The Special Ambassador Award award is given to an IUSON faculty member who makes exceptional contributions to impact international students by facilitating their successful completion of the program. A special presentation is made the year following receipt of the award.
The Diversity Scholar Research Program (DSRP) scholarship is offered by the IUPUI Center for Research and Learning and IU School of Nursing. The award is made to academically talented underrepresented nursing students to facilitate the success of the next generation of nursing researchers and scholars. The IUSON recently supported two underrepresented undergraduate students through the DSRP. These students received financial support and academic mentoring from IUSON faculty.
The Davis-Sams Distinguished Visiting Professorship is named in honor of Anne Mitchem-Davis, the first African American graduate of Indiana University School of Nursing (1953) and Dr. Lauranne Sams, the first African American faculty member hired (1958). Established in 1999 as part of the school’s 85th anniversary celebration, the Davis-Sams Distinguished Visiting Professorship provides an opportunity for a distinguished leader in nursing to spend 2-3 days consulting with faculty, lecturing to students, and engaging with the larger community.
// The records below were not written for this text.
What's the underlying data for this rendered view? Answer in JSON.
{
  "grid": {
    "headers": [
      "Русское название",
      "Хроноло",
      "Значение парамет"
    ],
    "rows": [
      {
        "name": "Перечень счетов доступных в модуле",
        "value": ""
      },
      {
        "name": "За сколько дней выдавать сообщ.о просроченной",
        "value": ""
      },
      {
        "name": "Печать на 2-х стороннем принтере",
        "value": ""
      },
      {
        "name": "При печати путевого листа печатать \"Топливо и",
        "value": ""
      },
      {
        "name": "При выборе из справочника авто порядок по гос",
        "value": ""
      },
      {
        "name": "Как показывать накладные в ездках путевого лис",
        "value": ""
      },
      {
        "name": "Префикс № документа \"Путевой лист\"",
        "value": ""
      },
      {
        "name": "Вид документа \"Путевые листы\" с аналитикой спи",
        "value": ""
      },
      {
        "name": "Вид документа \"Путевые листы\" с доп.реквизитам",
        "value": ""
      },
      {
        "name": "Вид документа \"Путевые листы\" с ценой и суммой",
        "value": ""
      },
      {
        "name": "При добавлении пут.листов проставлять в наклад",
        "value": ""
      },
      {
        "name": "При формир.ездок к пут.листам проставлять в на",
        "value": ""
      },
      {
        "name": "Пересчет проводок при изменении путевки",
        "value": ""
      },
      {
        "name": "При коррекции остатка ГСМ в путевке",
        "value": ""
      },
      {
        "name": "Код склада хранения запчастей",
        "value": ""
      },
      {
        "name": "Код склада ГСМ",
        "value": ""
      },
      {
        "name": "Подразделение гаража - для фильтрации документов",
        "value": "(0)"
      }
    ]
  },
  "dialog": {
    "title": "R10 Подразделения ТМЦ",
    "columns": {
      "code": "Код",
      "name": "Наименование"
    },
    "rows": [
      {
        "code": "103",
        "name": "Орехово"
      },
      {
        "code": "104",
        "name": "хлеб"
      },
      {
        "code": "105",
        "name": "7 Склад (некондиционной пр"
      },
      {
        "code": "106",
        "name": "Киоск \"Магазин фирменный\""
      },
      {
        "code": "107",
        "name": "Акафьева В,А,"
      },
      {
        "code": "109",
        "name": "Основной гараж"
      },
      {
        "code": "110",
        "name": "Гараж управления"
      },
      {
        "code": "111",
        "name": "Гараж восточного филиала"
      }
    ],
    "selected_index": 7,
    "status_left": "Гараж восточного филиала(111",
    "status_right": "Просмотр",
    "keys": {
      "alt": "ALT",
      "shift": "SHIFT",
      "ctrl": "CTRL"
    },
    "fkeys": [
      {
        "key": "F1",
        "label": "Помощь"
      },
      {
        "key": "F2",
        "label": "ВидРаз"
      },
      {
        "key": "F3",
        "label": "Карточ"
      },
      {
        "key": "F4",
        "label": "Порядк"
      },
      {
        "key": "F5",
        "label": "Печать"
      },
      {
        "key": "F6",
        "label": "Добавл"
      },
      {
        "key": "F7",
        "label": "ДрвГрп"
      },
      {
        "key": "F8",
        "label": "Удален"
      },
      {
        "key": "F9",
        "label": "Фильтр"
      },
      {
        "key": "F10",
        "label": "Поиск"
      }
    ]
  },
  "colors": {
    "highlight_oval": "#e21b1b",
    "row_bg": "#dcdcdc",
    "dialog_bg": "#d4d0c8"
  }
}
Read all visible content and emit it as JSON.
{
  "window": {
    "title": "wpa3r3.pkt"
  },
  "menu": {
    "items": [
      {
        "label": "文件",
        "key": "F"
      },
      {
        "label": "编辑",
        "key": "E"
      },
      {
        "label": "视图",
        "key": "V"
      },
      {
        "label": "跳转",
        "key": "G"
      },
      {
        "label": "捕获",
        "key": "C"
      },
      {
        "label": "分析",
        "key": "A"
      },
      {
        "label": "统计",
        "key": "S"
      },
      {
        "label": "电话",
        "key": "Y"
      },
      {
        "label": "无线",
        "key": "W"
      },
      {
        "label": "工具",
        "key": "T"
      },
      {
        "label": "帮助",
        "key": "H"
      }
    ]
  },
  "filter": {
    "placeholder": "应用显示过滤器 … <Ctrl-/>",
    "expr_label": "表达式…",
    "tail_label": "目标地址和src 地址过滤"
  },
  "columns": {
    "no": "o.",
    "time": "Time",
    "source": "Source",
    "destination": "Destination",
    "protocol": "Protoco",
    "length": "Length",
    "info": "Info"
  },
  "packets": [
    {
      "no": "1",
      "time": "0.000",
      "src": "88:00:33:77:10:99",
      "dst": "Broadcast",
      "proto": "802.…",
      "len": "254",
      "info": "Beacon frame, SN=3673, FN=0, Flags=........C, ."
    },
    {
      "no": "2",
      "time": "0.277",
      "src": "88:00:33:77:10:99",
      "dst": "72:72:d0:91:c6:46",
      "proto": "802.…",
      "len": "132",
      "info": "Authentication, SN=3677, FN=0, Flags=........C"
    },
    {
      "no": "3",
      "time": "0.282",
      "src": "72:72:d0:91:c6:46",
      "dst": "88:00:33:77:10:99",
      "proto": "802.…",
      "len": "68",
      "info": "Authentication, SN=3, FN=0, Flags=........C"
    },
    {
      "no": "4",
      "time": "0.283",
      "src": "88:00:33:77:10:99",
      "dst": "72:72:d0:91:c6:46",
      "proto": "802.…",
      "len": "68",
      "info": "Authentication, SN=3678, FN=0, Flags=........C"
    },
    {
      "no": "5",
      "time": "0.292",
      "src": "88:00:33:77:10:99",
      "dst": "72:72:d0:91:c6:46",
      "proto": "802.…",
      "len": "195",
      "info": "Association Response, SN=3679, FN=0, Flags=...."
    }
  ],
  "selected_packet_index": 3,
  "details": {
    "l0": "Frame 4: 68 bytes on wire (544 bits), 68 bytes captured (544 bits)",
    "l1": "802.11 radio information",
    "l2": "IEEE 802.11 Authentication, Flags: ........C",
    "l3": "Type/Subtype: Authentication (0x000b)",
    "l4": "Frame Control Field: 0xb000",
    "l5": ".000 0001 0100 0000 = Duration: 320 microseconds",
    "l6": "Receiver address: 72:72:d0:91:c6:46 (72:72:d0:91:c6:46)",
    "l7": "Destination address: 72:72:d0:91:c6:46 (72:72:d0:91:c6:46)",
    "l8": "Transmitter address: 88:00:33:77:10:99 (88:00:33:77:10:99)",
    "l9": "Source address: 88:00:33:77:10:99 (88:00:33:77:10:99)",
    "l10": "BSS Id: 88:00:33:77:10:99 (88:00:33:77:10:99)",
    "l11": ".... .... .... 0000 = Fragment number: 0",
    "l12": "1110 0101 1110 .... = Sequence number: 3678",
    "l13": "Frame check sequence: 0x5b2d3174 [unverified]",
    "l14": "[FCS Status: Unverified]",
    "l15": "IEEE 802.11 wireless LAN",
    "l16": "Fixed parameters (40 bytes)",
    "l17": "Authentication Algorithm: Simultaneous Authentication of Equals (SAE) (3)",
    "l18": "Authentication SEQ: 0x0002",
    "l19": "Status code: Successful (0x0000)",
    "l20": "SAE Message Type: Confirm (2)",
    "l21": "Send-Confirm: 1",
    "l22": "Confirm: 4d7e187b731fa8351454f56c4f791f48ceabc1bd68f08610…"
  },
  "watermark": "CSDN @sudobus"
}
Davis and Sams were leaders within Indiana University School of Nursing, so it is appropriate that this visiting professorship honors them as pathfinders, as it annually brings to campus a nurse leader who is a pioneer in the field of nursing.
Indiana University School of Nursing received $50,000 to support students in the school’s Accelerated BSN track who are traditionally underrepresented in the field of nursing and are pursuing second careers in the field. New Careers in Nursing (NCIN) is a program of Robert Wood Johnson Foundation (RWJF) and the American Association of Colleges of Nursing (AACN). Five IUSON students each were awarded a $10,000 NCIN scholarship. In addition to a $10,000 scholarship, NCIN scholars receive other support to help them meet the demands of an accelerated degree program. All NCIN grantee schools maintain a leadership program and a mentoring program for their scholars, as well as a pre-entry immersion program to help scholars learn study, test-taking, and other skills that will help them manage the challenges of an accelerated program.